"Self-service mechanisms need to be in place so citizens can start a transaction, complete it, print, walk away and get a PDF that they can move forward with," Blackman said.
But self-service need not only apply to citizens looking to get a permit or renew their vehicle registration. Self-service for government employees in the field is equally important, especially when trying to maximize resources and return on investment.
"We see technology and mobile devices being able to bring government directly into a community, so that case workers, license issuance, all can be done at job locations," Blackman said. "If you want to renew your business license, someone might show up at your job site and say, 'Hey, we know your license is about to expire in a month. Can I take care of that for you right now?' So you didn't even have to think about it, it's just done."
Blackman added that Apple's new iPad could accelerate development of new mobile services, because the device's form factor lends itself to taking more technology into the field.
"I was fantasizing of a government drive-through where you have government workers in the parking lot with iPads as people are driving through and saying, 'Hey I need a license, I need a permit, I need to schedule an inspection, I need to ask a question.' And someone is standing there with an iPad or similar device. I think
the iPad is just the leading edge. Other technology providers are surely going to have to respond to this. We are on a whole new cusp of innovation."
New satellite technology brings smartphone features to disaster-ready communications.
In disaster situations, communication is vital. But in cases where disasters damage or destroy communications equipment, exchanging information can become nearly impossible. That is, unless, the hardware that facilitates communication is impervious to earthly dangers - such as a satellite perched 22,000 miles above the ground, safely away from hurricanes, earthquakes, tsunamis and terrorists.

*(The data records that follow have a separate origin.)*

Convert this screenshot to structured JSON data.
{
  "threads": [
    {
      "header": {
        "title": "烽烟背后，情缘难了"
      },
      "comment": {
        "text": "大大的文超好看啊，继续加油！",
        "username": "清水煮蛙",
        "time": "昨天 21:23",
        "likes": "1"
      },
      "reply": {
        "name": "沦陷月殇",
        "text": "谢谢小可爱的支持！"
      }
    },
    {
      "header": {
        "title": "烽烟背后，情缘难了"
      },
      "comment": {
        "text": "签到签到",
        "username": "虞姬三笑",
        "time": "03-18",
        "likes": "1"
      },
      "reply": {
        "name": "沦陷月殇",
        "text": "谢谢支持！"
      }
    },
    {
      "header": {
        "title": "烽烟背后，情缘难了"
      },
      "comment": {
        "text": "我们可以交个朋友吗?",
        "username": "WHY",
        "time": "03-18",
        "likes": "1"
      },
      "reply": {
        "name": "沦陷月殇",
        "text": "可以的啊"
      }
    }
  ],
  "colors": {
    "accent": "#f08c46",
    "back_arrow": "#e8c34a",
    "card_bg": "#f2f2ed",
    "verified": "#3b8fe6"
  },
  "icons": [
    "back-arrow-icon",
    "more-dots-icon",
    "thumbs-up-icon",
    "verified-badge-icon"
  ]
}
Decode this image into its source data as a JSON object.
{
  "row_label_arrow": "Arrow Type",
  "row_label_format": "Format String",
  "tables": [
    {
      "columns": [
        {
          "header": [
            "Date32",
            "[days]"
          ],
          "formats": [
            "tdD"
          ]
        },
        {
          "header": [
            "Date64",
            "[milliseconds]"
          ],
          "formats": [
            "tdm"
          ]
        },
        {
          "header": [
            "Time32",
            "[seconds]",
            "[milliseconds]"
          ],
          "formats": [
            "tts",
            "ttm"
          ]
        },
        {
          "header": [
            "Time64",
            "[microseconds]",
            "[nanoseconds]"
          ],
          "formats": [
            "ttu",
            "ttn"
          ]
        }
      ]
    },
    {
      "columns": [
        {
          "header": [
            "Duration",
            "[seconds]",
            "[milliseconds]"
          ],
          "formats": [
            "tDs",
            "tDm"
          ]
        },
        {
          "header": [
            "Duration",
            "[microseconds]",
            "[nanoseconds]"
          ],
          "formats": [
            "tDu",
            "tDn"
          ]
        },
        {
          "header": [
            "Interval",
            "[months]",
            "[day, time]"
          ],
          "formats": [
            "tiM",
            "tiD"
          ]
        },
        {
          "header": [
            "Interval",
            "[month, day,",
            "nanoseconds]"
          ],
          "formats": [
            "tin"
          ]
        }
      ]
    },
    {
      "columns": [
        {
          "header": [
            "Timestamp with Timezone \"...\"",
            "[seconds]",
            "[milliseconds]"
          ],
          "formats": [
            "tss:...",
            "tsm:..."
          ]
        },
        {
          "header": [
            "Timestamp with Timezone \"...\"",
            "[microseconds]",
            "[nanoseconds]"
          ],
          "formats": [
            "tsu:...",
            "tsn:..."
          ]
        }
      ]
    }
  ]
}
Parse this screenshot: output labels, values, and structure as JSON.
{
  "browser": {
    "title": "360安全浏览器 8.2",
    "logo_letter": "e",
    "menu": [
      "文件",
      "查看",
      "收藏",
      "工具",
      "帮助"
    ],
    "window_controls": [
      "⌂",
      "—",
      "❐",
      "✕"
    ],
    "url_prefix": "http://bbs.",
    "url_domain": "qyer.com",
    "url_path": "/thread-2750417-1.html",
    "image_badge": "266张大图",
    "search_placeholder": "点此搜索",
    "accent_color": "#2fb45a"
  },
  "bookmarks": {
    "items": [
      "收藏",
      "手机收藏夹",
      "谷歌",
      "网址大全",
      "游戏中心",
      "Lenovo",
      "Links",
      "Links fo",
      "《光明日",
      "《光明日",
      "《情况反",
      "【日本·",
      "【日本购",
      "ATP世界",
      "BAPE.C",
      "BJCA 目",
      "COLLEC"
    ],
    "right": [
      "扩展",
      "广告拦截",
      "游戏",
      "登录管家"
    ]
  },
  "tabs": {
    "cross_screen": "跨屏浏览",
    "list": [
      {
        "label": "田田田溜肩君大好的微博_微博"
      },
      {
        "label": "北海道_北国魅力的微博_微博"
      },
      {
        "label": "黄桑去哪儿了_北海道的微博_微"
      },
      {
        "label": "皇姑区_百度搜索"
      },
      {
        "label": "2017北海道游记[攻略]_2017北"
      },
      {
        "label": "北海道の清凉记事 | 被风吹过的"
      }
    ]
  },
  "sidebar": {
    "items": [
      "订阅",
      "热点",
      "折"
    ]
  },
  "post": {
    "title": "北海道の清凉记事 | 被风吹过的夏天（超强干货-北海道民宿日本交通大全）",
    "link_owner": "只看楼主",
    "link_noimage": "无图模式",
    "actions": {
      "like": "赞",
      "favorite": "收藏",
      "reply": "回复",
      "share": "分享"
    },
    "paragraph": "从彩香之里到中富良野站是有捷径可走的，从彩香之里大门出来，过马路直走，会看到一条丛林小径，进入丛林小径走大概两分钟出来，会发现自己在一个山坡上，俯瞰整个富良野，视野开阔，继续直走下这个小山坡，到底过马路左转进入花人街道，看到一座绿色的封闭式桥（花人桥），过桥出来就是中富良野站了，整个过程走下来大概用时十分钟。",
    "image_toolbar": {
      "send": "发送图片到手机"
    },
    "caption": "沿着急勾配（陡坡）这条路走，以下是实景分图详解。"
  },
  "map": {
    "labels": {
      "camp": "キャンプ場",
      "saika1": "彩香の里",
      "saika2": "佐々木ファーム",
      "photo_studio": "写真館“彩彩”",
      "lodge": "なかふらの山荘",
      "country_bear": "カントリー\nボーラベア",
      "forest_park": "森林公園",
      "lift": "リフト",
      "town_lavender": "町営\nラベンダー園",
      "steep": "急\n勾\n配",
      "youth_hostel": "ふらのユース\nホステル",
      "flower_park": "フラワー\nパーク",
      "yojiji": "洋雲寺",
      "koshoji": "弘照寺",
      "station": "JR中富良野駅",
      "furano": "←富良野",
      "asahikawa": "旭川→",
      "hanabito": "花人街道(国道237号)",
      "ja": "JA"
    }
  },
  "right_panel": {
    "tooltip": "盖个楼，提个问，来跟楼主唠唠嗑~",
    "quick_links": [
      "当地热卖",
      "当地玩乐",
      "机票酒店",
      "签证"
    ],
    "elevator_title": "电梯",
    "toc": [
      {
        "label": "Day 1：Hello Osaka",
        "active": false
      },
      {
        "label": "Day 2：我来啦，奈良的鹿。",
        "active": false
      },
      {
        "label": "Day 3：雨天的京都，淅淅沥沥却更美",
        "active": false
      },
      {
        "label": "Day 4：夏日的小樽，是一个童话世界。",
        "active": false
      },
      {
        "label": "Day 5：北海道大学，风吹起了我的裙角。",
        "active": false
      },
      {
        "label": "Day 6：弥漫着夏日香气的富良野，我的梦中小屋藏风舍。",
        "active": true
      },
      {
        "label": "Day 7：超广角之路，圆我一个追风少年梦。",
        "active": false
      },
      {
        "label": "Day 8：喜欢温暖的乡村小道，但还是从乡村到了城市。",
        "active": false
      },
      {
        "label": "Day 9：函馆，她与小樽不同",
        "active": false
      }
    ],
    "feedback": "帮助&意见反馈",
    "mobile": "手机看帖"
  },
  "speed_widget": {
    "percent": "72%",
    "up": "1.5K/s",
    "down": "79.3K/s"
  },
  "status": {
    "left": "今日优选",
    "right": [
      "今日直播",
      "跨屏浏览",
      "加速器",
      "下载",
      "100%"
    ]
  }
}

Satellite phones have been around for years, but they've never worked as well or offered as many features as the devices routinely shown in movies and on TV. Reston, Va.-based TerreStar Networks intends to change that. Last summer, the company launched what it claims is the world's largest and most powerful communications satellite, TerreStar-1, which will power the world's first satellite smartphone, the Genus.
"Our satellite was launched July 1 last year," said Dennis Matheson, CTO of TerreStar Networks. "Since then we've been doing different integration activities of the new network, which is an all-IP wireless network, and we're ready to roll out our first service offering."
The Genus is actually a terrestrial and satellite smartphone rolled into a single device. It offers a QWERTY keyboard, touchscreen and the Windows Mobile 6.5 operating system. Users can make voice calls, send text messages and check e-mail.
Under normal circumstances the device uses AT&T's cellular network. But when terrestrial networks are down or unavailable, all its communication and data transfer features are still available thanks to the satellite. This sets the Genus apart from past satellite phones which required their own device, phone number, batteries and a clunky housing.
"What we wanted to do was to put a unit on the hip of a person that would be their day-in and day-out device, yet would have satellite capabilities at the same time when they needed it," Matheson said. "If you see our unit, it's a little bit larger than a BlackBerry."
Currently it costs users an extra $24.99 per month to add satellite capability to the Genus. But Matheson said chipset agreements with manufacturers, such as Qualcomm and Infineon, mean TerreStar Networks anticipates the monthly price dropping to as little as $5. The company also is investigating the possibility of incorporating the technology into emergency response vehicles.
Still, the technology isn't perfect. Users need an unobstructed view of the southern sky to use the satellite functions. But, Matheson added, "It's not one of these [situations] where you have to be right there, standing still, basically aimed at a specific spot."